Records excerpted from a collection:
==========

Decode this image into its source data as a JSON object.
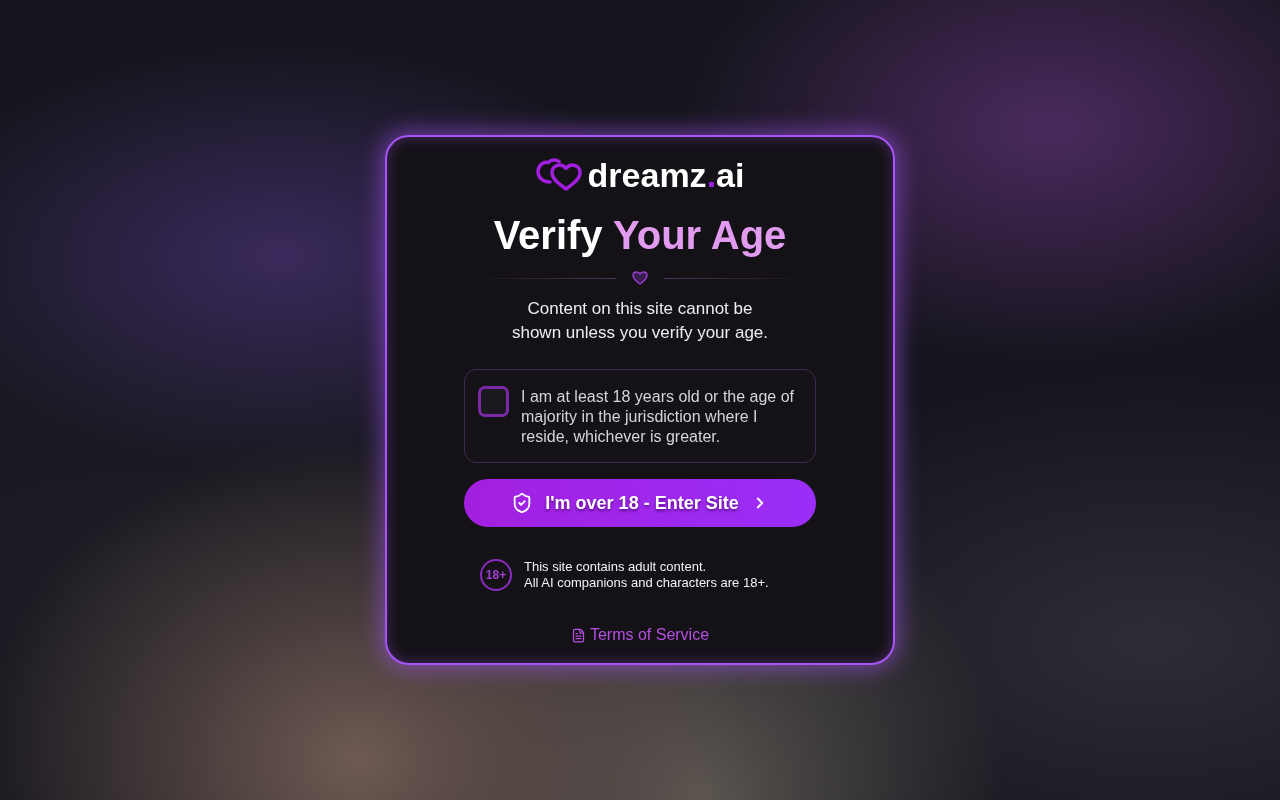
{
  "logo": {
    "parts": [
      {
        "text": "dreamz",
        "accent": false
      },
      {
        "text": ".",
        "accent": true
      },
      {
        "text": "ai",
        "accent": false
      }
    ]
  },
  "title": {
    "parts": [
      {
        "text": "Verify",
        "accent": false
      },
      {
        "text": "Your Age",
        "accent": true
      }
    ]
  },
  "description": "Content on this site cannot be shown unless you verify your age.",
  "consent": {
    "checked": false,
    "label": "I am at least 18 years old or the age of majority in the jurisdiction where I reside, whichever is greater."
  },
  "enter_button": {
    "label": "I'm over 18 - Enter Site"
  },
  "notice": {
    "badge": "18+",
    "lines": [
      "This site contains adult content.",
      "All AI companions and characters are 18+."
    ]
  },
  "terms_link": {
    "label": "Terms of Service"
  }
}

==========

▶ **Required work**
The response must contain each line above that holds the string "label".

▶ **Reply**
    "label": "I am at least 18 years old or the age of majority in the jurisdiction where I reside, whichever is greater."
    "label": "I'm over 18 - Enter Site"
    "label": "Terms of Service"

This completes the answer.